Saturday, March 19, 2016

How to Run a Middle School Talent Show

Preparing and organizing a middle school talent show requires a great deal of preparation and planning for the organizer. Several people will need to help you gather the materials ahead of time, to ensure that everything runs smoothly. You must make important decisions in advance and you will have to monitor the leaders you put in charge for each segment of the show. The rewards are worthwhile to provide children with an opportunity to showcase their talents and work towards a common goal.

Step 1 Organize a committee to help with the talent show. Try to get local business and restaurants to donate services, or provide reduced cost meals for the students and audience. You will need judges as well as art, dance and music teachers. Cooperation of the principle and parent volunteers to help run the logistics of the show will help greatly.

Step 2 Break up the talent show into four segments: music, dance, art and theater. Each segment should last approximately 10 to 20 minutes with 5 minutes between to prepare the next group.

Step 3 Create and distribute flyers to the students to take home to their parents and post around the school and community. The flyer should have the name of the talent show, date and time, information about how to audition and the four segments that will be allowed.

Step 4 Rehearse each act ahead of time and provide audition times for students to try out for spots in the talent show. Give each student five minutes to complete his part of the show. This will allow 20 students to participate. Include additional students by including more than one person per act. Alternatively, you could delegate each segment to an appropriate teacher. For instance, the dance instructor can manage the dance part of the show, and the music instructor could arrange for a performance.

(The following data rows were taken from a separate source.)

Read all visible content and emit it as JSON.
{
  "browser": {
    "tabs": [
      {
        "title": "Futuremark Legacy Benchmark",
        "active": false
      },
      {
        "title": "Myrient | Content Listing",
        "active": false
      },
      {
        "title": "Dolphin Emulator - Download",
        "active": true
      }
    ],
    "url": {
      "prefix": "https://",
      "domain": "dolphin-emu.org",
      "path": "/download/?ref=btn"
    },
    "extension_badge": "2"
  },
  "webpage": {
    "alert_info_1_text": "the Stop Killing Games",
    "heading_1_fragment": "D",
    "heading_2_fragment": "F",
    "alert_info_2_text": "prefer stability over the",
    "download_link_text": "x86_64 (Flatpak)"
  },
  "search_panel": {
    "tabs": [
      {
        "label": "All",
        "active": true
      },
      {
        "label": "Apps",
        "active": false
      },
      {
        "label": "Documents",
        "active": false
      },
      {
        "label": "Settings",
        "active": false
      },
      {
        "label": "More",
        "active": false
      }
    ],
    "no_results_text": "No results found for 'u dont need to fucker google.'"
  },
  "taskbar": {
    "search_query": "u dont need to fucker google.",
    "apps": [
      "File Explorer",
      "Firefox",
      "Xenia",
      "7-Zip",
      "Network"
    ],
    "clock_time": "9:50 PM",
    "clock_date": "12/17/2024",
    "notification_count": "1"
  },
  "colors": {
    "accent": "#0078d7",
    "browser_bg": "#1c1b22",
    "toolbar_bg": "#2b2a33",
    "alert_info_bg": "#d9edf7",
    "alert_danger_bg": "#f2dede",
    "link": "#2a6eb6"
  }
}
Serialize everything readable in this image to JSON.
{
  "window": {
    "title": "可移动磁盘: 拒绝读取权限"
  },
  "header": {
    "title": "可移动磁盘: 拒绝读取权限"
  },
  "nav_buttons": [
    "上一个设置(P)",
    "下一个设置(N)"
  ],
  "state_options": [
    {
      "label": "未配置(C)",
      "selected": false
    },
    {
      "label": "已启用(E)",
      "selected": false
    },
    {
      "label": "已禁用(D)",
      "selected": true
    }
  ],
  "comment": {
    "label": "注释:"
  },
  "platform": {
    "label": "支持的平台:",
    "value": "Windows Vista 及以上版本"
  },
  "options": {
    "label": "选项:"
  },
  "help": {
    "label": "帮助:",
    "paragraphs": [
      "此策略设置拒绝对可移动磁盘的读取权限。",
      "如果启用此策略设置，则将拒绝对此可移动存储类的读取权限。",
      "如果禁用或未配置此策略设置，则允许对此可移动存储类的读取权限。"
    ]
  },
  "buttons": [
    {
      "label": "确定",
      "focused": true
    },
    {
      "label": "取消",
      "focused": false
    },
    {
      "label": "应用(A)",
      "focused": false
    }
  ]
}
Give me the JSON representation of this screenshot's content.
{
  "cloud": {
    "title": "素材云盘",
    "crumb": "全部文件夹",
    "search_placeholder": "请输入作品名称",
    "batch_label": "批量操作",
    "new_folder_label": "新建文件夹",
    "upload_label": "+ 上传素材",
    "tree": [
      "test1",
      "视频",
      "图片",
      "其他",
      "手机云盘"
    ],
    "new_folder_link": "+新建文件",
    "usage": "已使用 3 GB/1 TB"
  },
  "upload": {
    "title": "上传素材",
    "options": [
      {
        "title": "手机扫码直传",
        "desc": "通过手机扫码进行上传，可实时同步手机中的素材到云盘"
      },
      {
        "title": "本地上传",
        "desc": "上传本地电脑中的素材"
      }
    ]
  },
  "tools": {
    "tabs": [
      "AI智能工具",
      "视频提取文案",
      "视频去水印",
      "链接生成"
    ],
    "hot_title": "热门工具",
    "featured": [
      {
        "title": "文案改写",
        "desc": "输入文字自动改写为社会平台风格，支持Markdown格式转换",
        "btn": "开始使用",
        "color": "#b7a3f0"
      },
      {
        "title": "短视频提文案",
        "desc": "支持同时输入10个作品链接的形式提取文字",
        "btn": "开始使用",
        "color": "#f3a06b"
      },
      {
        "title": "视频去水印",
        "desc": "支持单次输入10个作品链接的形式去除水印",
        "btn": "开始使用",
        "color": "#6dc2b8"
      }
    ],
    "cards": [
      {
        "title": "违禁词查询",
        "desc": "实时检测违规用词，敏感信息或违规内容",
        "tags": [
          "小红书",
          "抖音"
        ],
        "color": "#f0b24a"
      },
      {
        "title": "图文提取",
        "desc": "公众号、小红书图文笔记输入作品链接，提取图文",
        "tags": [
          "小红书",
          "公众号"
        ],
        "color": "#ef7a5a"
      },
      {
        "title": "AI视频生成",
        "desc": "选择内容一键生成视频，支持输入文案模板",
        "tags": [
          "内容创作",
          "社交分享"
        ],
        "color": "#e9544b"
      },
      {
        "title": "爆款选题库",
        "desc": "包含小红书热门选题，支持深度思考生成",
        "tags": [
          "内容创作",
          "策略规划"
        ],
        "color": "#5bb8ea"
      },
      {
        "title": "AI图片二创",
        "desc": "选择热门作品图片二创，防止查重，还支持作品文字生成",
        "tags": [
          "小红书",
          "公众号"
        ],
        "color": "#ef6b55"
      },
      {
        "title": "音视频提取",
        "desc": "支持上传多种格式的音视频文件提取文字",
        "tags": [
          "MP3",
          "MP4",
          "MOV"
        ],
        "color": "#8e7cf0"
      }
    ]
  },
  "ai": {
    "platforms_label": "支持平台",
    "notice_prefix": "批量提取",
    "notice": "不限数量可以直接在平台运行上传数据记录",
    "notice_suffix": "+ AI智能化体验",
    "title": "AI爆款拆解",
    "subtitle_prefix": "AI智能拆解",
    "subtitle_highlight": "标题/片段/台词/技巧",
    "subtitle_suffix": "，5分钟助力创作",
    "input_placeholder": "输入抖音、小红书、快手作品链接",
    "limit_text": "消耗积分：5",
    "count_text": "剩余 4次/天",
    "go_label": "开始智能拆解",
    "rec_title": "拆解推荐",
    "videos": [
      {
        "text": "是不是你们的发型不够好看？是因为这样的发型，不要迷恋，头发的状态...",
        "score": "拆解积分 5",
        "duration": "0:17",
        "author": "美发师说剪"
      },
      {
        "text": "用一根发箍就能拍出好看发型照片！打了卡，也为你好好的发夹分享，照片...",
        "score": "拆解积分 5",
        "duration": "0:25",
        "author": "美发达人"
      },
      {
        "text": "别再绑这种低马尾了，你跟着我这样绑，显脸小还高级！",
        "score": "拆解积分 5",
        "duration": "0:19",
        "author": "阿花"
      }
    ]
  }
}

Step 5 Prepare microphones and sound equipment. Test the sound system ahead of time by running dress rehearsals with the students involved in the show. Avoid waiting until the last minute to learn how to properly set up the equipment. Three microphones set up 10 feet above the stage with the mics tilted down at a 45-degree angle will provide a full sound. Please each microphone, at least, seven feet away from the other mics, with one mic in the center of the stage. Set two large speakers on either side of the stage and one in the center. Wire the microphones to the speakers.

Step 6 Determine the lighting needs and who will operate the lights. Most middle schools have a stage with lights that can be dimmed or shut off on the audience.

Step 7 Practice getting the scenes set for each act. Typically, it is best to start with a musical act, since the band or orchestra will need a large setup. After the musicians finish playing, instrument the players to take their chair and stand off the stage to expedite the process of setting up the next act. Have students ready to set up the stage with the needed elements for the next act.

Make friends with the janitor, you will need him to access the resources available at the school for after-hour rehearsals and setup. Determine ahead of time if you will charge admission. Since food will be offerred, it is a good idea to require students and parents to purchase tickets ahead of time. Otherwise, you will be unable to gauge how much food must be prepared.